So quickly we see that Becky is fired from her local news job – budget cuts, lack of experience, and a few other reasons let us know that she's certainly capable of her job… she was more than likely just at the wrong place at the wrong time to fulfill her dream of being a news producer on the Today show. But Becky isn't let down (almost annoyingly so). She hits the pavement hard and lands a gig at the fictional IBS network on the floundering, embarrassing, archaically terrible morning show Daybreak. Antics quickly ensue as Becky tries to steer this dilapidated ship, full of stock personalities: the aging, egocentric morning news anchor (Diane Keaton), the beautiful idiot, the rapping weather man, the producer that shows you the ropes and seemingly has no personality other than to say "wow, good job kid," etc. It's so stock that it feels like you're watching a library of casting tapes from Congress's hidden Library of Stereotypes.

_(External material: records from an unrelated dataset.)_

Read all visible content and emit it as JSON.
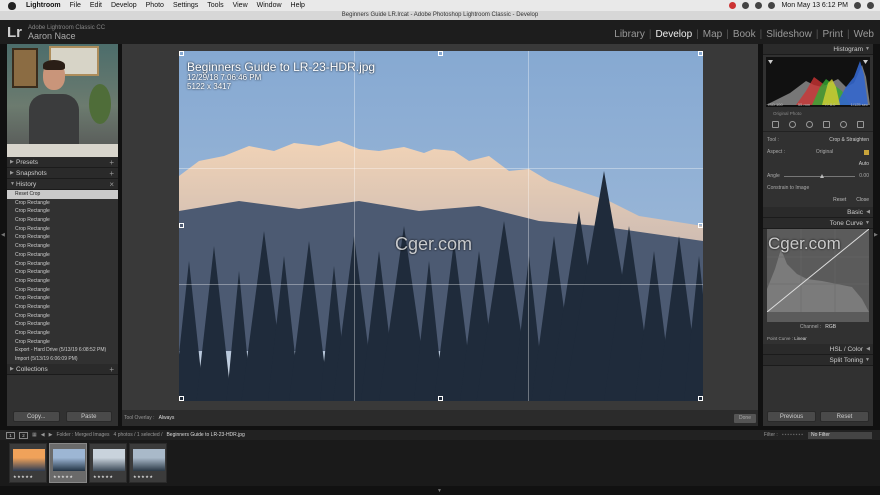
{
  "mac_menu": {
    "app": "Lightroom",
    "items": [
      "File",
      "Edit",
      "Develop",
      "Photo",
      "Settings",
      "Tools",
      "View",
      "Window",
      "Help"
    ],
    "clock": "Mon May 13 6:12 PM"
  },
  "window_title": "Beginners Guide LR.lrcat - Adobe Photoshop Lightroom Classic - Develop",
  "identity": {
    "logo": "Lr",
    "product": "Adobe Lightroom Classic CC",
    "user": "Aaron Nace"
  },
  "modules": [
    "Library",
    "Develop",
    "Map",
    "Book",
    "Slideshow",
    "Print",
    "Web"
  ],
  "active_module": "Develop",
  "left_panel": {
    "presets_label": "Presets",
    "snapshots_label": "Snapshots",
    "history_label": "History",
    "history": [
      "Reset Crop",
      "Crop Rectangle",
      "Crop Rectangle",
      "Crop Rectangle",
      "Crop Rectangle",
      "Crop Rectangle",
      "Crop Rectangle",
      "Crop Rectangle",
      "Crop Rectangle",
      "Crop Rectangle",
      "Crop Rectangle",
      "Crop Rectangle",
      "Crop Rectangle",
      "Crop Rectangle",
      "Crop Rectangle",
      "Crop Rectangle",
      "Crop Rectangle",
      "Crop Rectangle",
      "Export - Hard Drive (5/13/19 6:08:52 PM)",
      "Import (5/13/19 6:06:09 PM)"
    ],
    "collections_label": "Collections",
    "copy_label": "Copy...",
    "paste_label": "Paste"
  },
  "photo_info": {
    "filename": "Beginners Guide to LR-23-HDR.jpg",
    "datetime": "12/29/18 7:06:46 PM",
    "dimensions": "5122 x 3417"
  },
  "toolbar": {
    "overlay_label": "Tool Overlay :",
    "overlay_value": "Always",
    "done_label": "Done"
  },
  "right_panel": {
    "histogram_label": "Histogram",
    "histo_meta": [
      "ISO 100",
      "55 mm",
      "f / 8.0",
      "1/125 sec"
    ],
    "original_photo": "Original Photo",
    "tool_label": "Tool :",
    "crop_straighten": "Crop & Straighten",
    "aspect_label": "Aspect :",
    "aspect_value": "Original",
    "auto_label": "Auto",
    "angle_label": "Angle",
    "angle_value": "0.00",
    "constrain_label": "Constrain to Image",
    "reset_label": "Reset",
    "close_label": "Close",
    "basic_label": "Basic",
    "tone_curve_label": "Tone Curve",
    "channel_label": "Channel :",
    "channel_value": "RGB",
    "point_curve_label": "Point Curve :",
    "point_curve_value": "Linear",
    "hsl_label": "HSL / Color",
    "split_toning_label": "Split Toning",
    "previous_label": "Previous",
    "reset_button": "Reset"
  },
  "filmstrip_bar": {
    "source": "Folder : Merged Images",
    "count": "4 photos / 1 selected /",
    "path": "Beginners Guide to LR-23-HDR.jpg",
    "filter_label": "Filter :",
    "filter_value": "No Filter"
  },
  "thumbnails": [
    {
      "stars": "★★★★★",
      "selected": false,
      "colors": [
        "#f0a25a",
        "#2d3c55"
      ]
    },
    {
      "stars": "★★★★★",
      "selected": true,
      "colors": [
        "#9db6d4",
        "#223344"
      ]
    },
    {
      "stars": "★★★★★",
      "selected": false,
      "colors": [
        "#c9d3dc",
        "#3c4a58"
      ]
    },
    {
      "stars": "★★★★★",
      "selected": false,
      "colors": [
        "#a9b9c9",
        "#2a3845"
      ]
    }
  ],
  "watermark": "Cger.com",
  "colors": {
    "accent": "#d6d6d6",
    "panel_bg": "#313131",
    "crop_lock": "#c9a43a"
  }
}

Anyway, we see Becky battle the head honcho of the network (Jeff Goldblum) – without better ratings, Daybreak will be cancelled for the cheaper TV real estate of syndicated soap operas, talk shows, and other crappy programming of the like. Filled with montages and plenty of awkward encounters with a hunky network segment producer (played by Patrick Wilson, an underrated actor, who unfortunately phones in his most paper thin performance I've seen), we see Becky inevitably make headway… but of course, it's just not enough.
Enter Harrison Ford as an old school news anchor from the era of Rather, Brokaw, and Jennings. As you could have guessed, he's grumpy, eccentric, and just plain hard to get along with – the topping on the stereotype sandwich that you just had to have.
Eventually, as you could have also guesses, Becky gets the crotchety Tom (Ford) come out of his shell. Becky, of course, is the first person in years who has given a crap about Tom in the first place, so there you go – you can fill in the rest with your imagination. I'll leave it a mystery as to whether the show is saved or not…
So yeah. Morning Glory is super predictable and subscribes to all the news broadcasts movies that we all know and enjoy. Minus Rachel McAdams' charm and the occasional clever banter between Harrision Ford and Diane Keaton – which is way too short lived for the greater good of the movie – there's no much there. Writer Aline Brosh McKenna simply got lucky with getting such a solid cast in place – the flatness of this story is so underwhelming without any clever stakes… I just yawn thinking about it.
Also, Harrison Ford. Love the guy, but I just don't know. Something seems off about him. That's not to say I don't love seeing him act in anything anymore (since he really doesn't that much anymore), but yeah. He seemed… weird. And it wasn't the character he was portraying. Just a general weird charisma that I don't even know was actually "charisma."
Long story long, Morning Glory wasn't the best, but in spite of what I've said above, it's certainly not the worst either. An enjoyable enough foray down stereotype and escapist lane that will serve as good fodder for those teen and tween couples who can't get into sold out Harry Potter screenings.
2 out of 4 morning yawns.